Considered as national key technology in Germany and as the main sensor of the Eurofighter, the radar system plays a central role in future capability enhancements.
Eurofighter aircrafts previously relied on the mechanically-scanned (M-Scan) fire control radar technology. However, latest developments in the performance and scalability of electronically-scanned radars have led to the utilisation of this technology now being able to be implemented into the fighter.
Eurofighter partner nations – namely Germany, Italy, Spain and the UK – have backed the development of an active electronically-scanned array (AESA) radar for the Eurofighter Typhoon for a number of years via its multinational Euroradar industrial consortium.
This led to export nations Kuwait and Qatar receiving the first examples of the so-called CAPTOR-E radar system.
60 years of fighter radars from HENSOLDT
Now, a step change is occurring in the development of the radar system, as the home nations have made the decision to adopt AESA into their aircraft fleets, albeit under a different guise in the way work has been carried out. Different operational requirements have been identified by the Eurofighter nations, as they have decided to develop new teams, with Germany and Spain working together in a new set-up.
The consortium involves HENSOLDT (Germany) and Indra (Spain) developing the so-called Eurofighter Common Radar System (ECRS) MK 1 radar that will be delivered to Eurofighter partner Airbus Defence & Space for installation in German and Spanish Eurofighter combat aircraft. The radar builds on components of the CAPTOR-E radar system, but is different in core elements and operational capabilities.
There are different requirements from the involved partner nations, and you cannot do both sets with the same configuration of the radar. Therefore, the Mk1 radar requires a different set of hard and software which essentially makes it a new radar.
Head of the Eurofighter Radar department at HENSOLDT
The Mk1 will include more electronic support measures (ESM) and electronic warfare capabilities in comparison to the CAPTOR-E, while target recognition and detection are also expected to be improved. Other notable features are the ultra-high-resolution imaging SAR (UHR-SAR) and target recognition through STAP processing.
In terms of technical developments, there are two major differences: a fully digital multi-channel receiver that HENSOLDT has been working on for some time; and new transmit receive modules that offer a greater frequency range and that have a larger bandwidth. Both of the capabilities are needed for improved agility within the frequency band, as well as enabling the radar to have better recognition capabilities.
Both new radar configurations can be integrated into the same airframe type (from Tranche 2 onwards), so customers will be able to decide which radar to pick from. They can also decide to switch to a different configuration during upgrade cycles, and in the future, competition is expected for the radar during export campaigns.
Taking the lead
A major part of the design of the MK 1 will derive from HENSOLDT’s experience as Germany’s leading radar house, as well as its involvement in both the mechanically scanned CAPTOR-M radar and the AESA CAPTOR-E for the Typhoon.
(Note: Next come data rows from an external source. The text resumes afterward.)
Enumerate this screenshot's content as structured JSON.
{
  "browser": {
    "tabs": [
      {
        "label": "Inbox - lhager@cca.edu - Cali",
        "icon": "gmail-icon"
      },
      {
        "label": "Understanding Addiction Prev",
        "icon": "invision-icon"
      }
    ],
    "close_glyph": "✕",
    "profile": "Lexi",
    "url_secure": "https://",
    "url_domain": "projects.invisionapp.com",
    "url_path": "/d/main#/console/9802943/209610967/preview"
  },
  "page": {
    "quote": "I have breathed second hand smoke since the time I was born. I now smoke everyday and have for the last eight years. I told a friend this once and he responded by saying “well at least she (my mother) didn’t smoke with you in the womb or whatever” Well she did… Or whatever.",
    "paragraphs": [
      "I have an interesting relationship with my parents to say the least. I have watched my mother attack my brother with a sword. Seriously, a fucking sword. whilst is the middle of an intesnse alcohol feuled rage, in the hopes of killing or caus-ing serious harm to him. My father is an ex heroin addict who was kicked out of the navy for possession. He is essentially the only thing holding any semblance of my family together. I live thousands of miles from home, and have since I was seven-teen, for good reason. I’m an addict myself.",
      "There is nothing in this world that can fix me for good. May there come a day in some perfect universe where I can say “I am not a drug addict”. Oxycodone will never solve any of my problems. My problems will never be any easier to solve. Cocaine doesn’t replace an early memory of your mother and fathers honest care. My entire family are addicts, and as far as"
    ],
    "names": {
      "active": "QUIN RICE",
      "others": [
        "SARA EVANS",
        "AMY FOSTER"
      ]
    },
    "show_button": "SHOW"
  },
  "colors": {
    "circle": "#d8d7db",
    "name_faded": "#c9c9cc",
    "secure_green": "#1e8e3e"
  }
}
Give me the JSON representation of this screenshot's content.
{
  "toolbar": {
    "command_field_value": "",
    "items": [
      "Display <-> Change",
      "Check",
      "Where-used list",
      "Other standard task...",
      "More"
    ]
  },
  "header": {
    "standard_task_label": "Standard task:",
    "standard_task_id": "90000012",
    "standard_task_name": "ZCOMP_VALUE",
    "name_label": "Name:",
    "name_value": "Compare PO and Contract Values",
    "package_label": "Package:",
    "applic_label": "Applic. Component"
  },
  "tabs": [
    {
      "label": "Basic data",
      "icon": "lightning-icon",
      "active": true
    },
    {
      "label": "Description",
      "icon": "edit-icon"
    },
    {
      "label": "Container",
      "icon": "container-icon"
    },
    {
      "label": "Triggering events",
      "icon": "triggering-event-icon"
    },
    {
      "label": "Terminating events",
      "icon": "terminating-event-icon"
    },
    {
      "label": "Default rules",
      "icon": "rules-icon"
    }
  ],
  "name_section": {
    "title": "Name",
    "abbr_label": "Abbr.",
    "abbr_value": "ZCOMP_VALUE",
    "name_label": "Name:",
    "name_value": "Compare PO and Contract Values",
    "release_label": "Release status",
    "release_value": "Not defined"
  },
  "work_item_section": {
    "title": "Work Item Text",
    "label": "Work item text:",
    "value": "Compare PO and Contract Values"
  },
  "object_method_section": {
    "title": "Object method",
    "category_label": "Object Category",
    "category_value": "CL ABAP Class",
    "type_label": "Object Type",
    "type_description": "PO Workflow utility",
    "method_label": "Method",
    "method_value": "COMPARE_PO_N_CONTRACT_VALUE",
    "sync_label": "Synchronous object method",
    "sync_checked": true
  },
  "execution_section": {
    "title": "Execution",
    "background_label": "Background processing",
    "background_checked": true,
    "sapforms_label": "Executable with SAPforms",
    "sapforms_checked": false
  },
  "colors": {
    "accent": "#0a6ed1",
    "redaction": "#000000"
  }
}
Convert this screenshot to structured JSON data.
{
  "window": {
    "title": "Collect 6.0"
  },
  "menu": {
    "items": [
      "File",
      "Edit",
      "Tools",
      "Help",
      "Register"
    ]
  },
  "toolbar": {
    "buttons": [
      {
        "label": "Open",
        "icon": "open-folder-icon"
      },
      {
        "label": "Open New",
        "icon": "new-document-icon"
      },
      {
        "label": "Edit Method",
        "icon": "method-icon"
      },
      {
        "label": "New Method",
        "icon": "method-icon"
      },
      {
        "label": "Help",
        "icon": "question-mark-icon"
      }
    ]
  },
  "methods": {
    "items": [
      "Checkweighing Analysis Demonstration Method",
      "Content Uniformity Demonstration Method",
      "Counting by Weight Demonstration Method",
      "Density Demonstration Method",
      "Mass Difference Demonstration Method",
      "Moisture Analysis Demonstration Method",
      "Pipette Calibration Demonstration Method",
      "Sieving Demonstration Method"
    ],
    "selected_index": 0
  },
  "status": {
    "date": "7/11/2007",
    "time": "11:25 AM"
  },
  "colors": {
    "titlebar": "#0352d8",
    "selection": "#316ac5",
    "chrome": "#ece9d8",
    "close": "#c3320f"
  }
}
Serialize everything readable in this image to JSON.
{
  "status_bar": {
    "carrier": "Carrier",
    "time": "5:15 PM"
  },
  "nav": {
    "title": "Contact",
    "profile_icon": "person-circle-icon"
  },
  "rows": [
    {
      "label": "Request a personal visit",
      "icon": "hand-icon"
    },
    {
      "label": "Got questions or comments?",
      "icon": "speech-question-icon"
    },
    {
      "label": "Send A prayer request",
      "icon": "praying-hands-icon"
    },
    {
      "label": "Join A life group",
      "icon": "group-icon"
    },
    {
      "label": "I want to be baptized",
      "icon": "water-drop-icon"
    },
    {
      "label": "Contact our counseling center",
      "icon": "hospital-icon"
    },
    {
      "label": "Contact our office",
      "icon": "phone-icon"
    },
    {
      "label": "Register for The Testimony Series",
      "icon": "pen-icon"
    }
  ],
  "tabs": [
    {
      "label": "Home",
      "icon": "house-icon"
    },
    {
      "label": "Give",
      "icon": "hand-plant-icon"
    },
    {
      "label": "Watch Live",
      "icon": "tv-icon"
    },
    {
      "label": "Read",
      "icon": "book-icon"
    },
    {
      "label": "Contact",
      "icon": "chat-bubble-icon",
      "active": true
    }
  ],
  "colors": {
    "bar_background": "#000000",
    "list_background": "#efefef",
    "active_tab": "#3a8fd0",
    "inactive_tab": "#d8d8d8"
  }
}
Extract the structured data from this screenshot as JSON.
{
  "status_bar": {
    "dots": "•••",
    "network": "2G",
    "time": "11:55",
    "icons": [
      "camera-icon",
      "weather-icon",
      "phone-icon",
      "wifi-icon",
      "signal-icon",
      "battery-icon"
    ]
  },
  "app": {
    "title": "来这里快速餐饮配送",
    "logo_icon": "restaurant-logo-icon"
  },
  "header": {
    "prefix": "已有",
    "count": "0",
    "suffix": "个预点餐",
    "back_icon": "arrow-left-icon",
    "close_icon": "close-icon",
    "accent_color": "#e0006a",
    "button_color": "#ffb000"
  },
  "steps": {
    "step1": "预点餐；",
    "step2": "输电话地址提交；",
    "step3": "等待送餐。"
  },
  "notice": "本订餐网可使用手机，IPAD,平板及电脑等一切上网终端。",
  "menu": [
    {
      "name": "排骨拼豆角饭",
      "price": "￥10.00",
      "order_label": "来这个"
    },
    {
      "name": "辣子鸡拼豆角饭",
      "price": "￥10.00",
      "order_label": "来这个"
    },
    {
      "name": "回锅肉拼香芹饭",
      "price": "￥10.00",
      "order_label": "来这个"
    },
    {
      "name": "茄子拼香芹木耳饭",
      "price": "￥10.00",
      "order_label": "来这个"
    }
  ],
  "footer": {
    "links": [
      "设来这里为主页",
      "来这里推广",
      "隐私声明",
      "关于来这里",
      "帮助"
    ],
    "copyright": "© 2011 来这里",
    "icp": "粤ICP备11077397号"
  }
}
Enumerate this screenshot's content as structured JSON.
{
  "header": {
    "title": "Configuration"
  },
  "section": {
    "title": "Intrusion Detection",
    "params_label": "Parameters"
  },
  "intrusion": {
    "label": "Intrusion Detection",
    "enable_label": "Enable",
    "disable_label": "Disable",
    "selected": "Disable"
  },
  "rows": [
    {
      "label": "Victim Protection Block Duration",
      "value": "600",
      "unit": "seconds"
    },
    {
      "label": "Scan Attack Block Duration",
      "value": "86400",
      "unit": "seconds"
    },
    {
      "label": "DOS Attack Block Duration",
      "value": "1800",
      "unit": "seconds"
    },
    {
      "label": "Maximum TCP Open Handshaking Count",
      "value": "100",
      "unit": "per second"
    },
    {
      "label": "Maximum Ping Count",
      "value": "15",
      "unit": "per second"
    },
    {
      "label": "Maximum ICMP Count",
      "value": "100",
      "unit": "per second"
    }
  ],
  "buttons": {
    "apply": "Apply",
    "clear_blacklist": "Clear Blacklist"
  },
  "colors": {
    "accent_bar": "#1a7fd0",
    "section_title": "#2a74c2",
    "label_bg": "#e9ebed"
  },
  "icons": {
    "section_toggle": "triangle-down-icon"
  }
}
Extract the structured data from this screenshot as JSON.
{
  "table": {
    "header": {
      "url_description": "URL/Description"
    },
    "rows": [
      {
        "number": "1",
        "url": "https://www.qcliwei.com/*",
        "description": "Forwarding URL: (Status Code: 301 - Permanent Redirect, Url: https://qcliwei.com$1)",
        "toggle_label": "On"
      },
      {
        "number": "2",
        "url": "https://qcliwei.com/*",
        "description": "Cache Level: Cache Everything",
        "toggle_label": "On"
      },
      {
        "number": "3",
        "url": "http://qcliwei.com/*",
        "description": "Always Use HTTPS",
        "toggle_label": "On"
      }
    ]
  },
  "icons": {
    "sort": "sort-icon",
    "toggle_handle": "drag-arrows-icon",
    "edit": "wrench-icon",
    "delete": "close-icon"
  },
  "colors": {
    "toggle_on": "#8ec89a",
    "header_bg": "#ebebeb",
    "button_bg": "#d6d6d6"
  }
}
For the latter it already provides antenna, receiver, and processor components as well as other electronics.
While the company has a wealth of experience in radar and more specifically the CAPTOR programme’s development, this will be the first time that HENSOLDT will take the lead on a fire control radar. This is an exciting transition that HENSOLDT is keen to embark on.
Eurofighter will receive a highly sophisticated sensor system. Thereby, German key technology makes German Luftwaffe Eurofighters ready for take-off against future challenges.
Dr. Torben Brack
Head of Airborne Radar Business Development at HENSOLDT
Work between HENSOLDT and Indra has already begun under an initiation phase which started beginning of 2020. German parliament approval granted in June 2020 has kick-started the programme.
HENSOLDT is ambitious in its approach to the Mk1 development and is striving to deliver the first MK 1 radar in the middle of the decade. There will be many targets and milestones in between, but this is expected to be the end of development and start of series delivery for the MK 1 radars.
Serial production will be split between Germany and Spain, one of which will take the lead on the development of the Mk 1 radars depending on the numbers being ordered by each country. HENSOLDT will continue to support both the mechanically scanned CAPTOR-M radar for Typhoon as well as the CAPTOR-E while in parallel taking the lead on the ECRS Mk 1 programme. This will ensure that all Typhoon operators have an up-to-date capability for their fleet.
Technical upgrades like the development of a new radar system are being carried out in order to keep the Typhoon relevant for future challenges, helping it continue to remain a leading European fighter in its class nearly three decades after its maiden flight.